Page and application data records
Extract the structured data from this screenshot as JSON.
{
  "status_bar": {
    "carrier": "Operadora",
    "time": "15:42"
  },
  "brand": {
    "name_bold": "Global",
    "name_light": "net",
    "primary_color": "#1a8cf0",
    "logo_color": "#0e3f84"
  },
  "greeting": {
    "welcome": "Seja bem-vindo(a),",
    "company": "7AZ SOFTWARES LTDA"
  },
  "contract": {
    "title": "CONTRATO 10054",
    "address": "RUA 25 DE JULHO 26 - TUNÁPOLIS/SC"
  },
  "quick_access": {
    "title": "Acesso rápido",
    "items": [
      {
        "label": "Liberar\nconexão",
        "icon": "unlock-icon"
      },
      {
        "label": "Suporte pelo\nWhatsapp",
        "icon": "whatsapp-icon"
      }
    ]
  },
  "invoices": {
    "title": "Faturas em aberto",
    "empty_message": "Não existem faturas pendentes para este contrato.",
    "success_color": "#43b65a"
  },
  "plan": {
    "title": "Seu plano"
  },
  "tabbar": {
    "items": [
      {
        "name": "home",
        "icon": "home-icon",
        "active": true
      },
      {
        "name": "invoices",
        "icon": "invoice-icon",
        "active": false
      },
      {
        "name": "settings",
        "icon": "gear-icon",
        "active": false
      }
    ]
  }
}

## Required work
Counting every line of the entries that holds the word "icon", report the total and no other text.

## Task answer
5